Quantum mechanics can be used to make organic solar cells that are more stable and easier to produce. These are the findings of a new study conducted by the University of Gothenburg. The problem with current organic solar cells is that they are not as effective or stable as silicon-based solar cells. As part of the new study, a team of researchers addressed this issue and discovered a method that could pave the way for more cost-effective solar cell technology.
When compared to traditional silicon-based solar cells, organic solar cells have numerous advantages. They are light, malleable, and flexible, and can be mass-produced at a low cost on a large scale using printing presses. The issue is that organic solar cells are not as stable or effective as silicon-based solar cells. In a new study, a research team tackled this issue and discovered a solution that could lead to more cost-effective solar cell technology.
“There are numerous opportunities to use quantum efficiencies to change various chemical and material properties. In this paper, we present a method for increasing the diffusion of energy in organic materials. This enables us to create organic solar cells with a more simplified structure “Karl Börjesson, professor of physical chemistry at the University of Gothenburg and the study’s lead author, says.

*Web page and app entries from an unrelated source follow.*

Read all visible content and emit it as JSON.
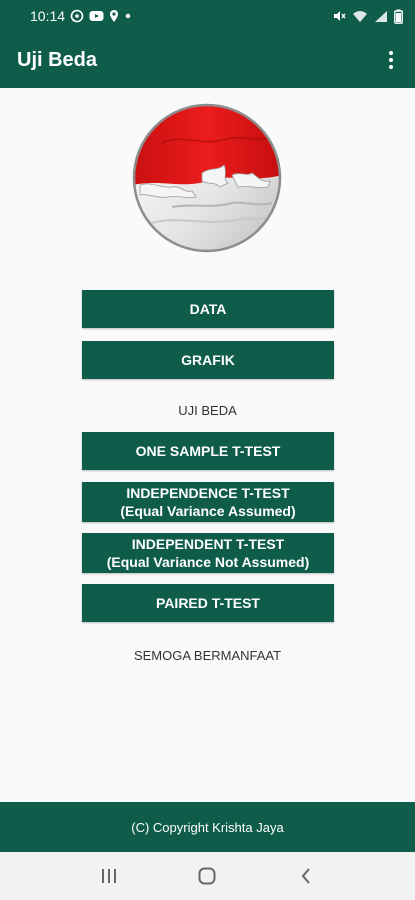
{
  "status_bar": {
    "time": "10:14",
    "left_icons": [
      "whatsapp-icon",
      "youtube-icon",
      "location-icon",
      "dot-icon"
    ],
    "right_icons": [
      "mute-icon",
      "wifi-icon",
      "signal-icon",
      "battery-icon"
    ]
  },
  "app_bar": {
    "title": "Uji Beda",
    "menu_icon": "more-vert-icon"
  },
  "logo": {
    "description_icon": "indonesia-flag-globe-icon",
    "colors": {
      "red": "#e01b1b",
      "white": "#f2f2f2"
    }
  },
  "buttons": {
    "data": "DATA",
    "grafik": "GRAFIK",
    "one_sample": "ONE SAMPLE T-TEST",
    "independence_line1": "INDEPENDENCE T-TEST",
    "independence_line2": "(Equal Variance Assumed)",
    "independent_line1": "INDEPENDENT T-TEST",
    "independent_line2": "(Equal Variance Not Assumed)",
    "paired": "PAIRED T-TEST"
  },
  "labels": {
    "section": "UJI BEDA",
    "closing": "SEMOGA BERMANFAAT"
  },
  "footer": {
    "copyright": "(C) Copyright Krishta Jaya"
  },
  "nav_bar": {
    "recents_icon": "recents-icon",
    "home_icon": "home-icon",
    "back_icon": "back-icon"
  },
  "colors": {
    "primary": "#0f5c4b",
    "background": "#fafafa"
  }
}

Quantum mechanics can be used to create more stable and more easily produced organic solar cells. When compared to traditional silicon-based solar cells, organic solar cells have numerous advantages.
High efficiency, excellent stability, and the ability to process organic solar cells in the air are all important factors to consider when attempting to advance the real-world application of organic solar cells. According to a paper published in Nature Communications by University of Gothenburg researchers, quantum mechanics has the potential to create more stable and easily produced organic solar cells.

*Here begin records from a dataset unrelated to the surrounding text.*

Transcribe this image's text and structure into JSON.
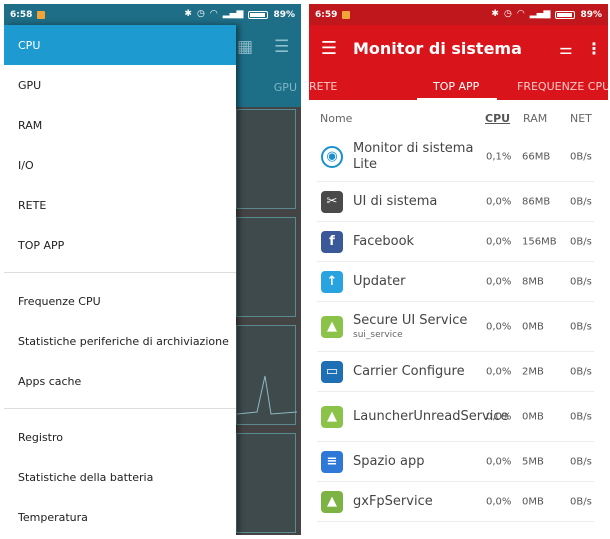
{
  "left": {
    "status": {
      "time": "6:58",
      "battery": "89%"
    },
    "bg_tab": "GPU",
    "drawer": {
      "group1": [
        "CPU",
        "GPU",
        "RAM",
        "I/O",
        "RETE",
        "TOP APP"
      ],
      "group2": [
        "Frequenze CPU",
        "Statistiche periferiche di archiviazione",
        "Apps cache"
      ],
      "group3": [
        "Registro",
        "Statistiche della batteria",
        "Temperatura"
      ]
    }
  },
  "right": {
    "status": {
      "time": "6:59",
      "battery": "89%"
    },
    "toolbar": {
      "title": "Monitor di sistema"
    },
    "tabs": [
      "RETE",
      "TOP APP",
      "FREQUENZE CPU"
    ],
    "header": {
      "name": "Nome",
      "cpu": "CPU",
      "ram": "RAM",
      "net": "NET"
    },
    "apps": [
      {
        "name": "Monitor di sistema Lite",
        "sub": "",
        "cpu": "0,1%",
        "ram": "66MB",
        "net": "0B/s",
        "icon": "monitor-app-icon",
        "color": "#ffffff"
      },
      {
        "name": "UI di sistema",
        "sub": "",
        "cpu": "0,0%",
        "ram": "86MB",
        "net": "0B/s",
        "icon": "system-ui-icon",
        "color": "#4a4a4a"
      },
      {
        "name": "Facebook",
        "sub": "",
        "cpu": "0,0%",
        "ram": "156MB",
        "net": "0B/s",
        "icon": "facebook-icon",
        "color": "#3b5998"
      },
      {
        "name": "Updater",
        "sub": "",
        "cpu": "0,0%",
        "ram": "8MB",
        "net": "0B/s",
        "icon": "updater-icon",
        "color": "#29a3e0"
      },
      {
        "name": "Secure UI Service",
        "sub": "sui_service",
        "cpu": "0,0%",
        "ram": "0MB",
        "net": "0B/s",
        "icon": "android-icon",
        "color": "#8bc34a"
      },
      {
        "name": "Carrier Configure",
        "sub": "",
        "cpu": "0,0%",
        "ram": "2MB",
        "net": "0B/s",
        "icon": "carrier-config-icon",
        "color": "#1f6fb5"
      },
      {
        "name": "LauncherUnreadService",
        "sub": "",
        "cpu": "0,0%",
        "ram": "0MB",
        "net": "0B/s",
        "icon": "android-icon",
        "color": "#8bc34a"
      },
      {
        "name": "Spazio app",
        "sub": "",
        "cpu": "0,0%",
        "ram": "5MB",
        "net": "0B/s",
        "icon": "app-space-icon",
        "color": "#2e78d8"
      },
      {
        "name": "gxFpService",
        "sub": "",
        "cpu": "0,0%",
        "ram": "0MB",
        "net": "0B/s",
        "icon": "android-icon",
        "color": "#7cb342"
      }
    ]
  }
}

Essentially, this is about ensuring that the energy in the solar cells is effectively transferred to the correct location. The absorbed energy from the sun must be diffused – to travel – to the interface between the materials in organic solar cells, which are made up of two materials. However, diffusion is inefficient because energy travels slowly and risks being lost as heat before reaching this interface. The solution has been to combine the two materials in solar cells to shorten the distance between them, allowing energy to reach the interface more quickly. Unfortunately, this causes the solar cells to be out of thermodynamic equilibrium, making the design less long-lasting than it could be.
The researchers demonstrate that the new method allows energy to be transferred over a greater distance, avoiding the complicated blending of materials in solar cells. The method relies on quantum effects, in which light and matter combine to form hybrid light-matter states.
“When we strongly couple light and matter, the energy is dispersed throughout the entire system. If the system, as in this case, is made up of several materials, the energy can be directed to the interface. In the study, we show that when the materials are strongly coupled, energy travels faster to the interfaces. This means that because the materials in solar cells are blended at the quantum level, they do not need to be physically blended. As a result, the system is in thermodynamic equilibrium “Karl Börjesson says.
The researchers demonstrated that the novel technique allows energy to be transmitted over a much greater distance while avoiding the complicated material blending in solar cells. The key to this is quantum effects, in which light and matter combine to form hybrid light-matter states.
According to Börjesson, the discovery will have an impact on how organic solar cells are manufactured because it will be possible to increase their durability while using a simple layered structure. He also points out that the research is essentially an extension of a natural concept.
“Nature uses strong coupling between molecules to effectively transfer solar energy in photosynthesis, and we have demonstrated in principle that the same basic concept can be applied to organic solar cells.”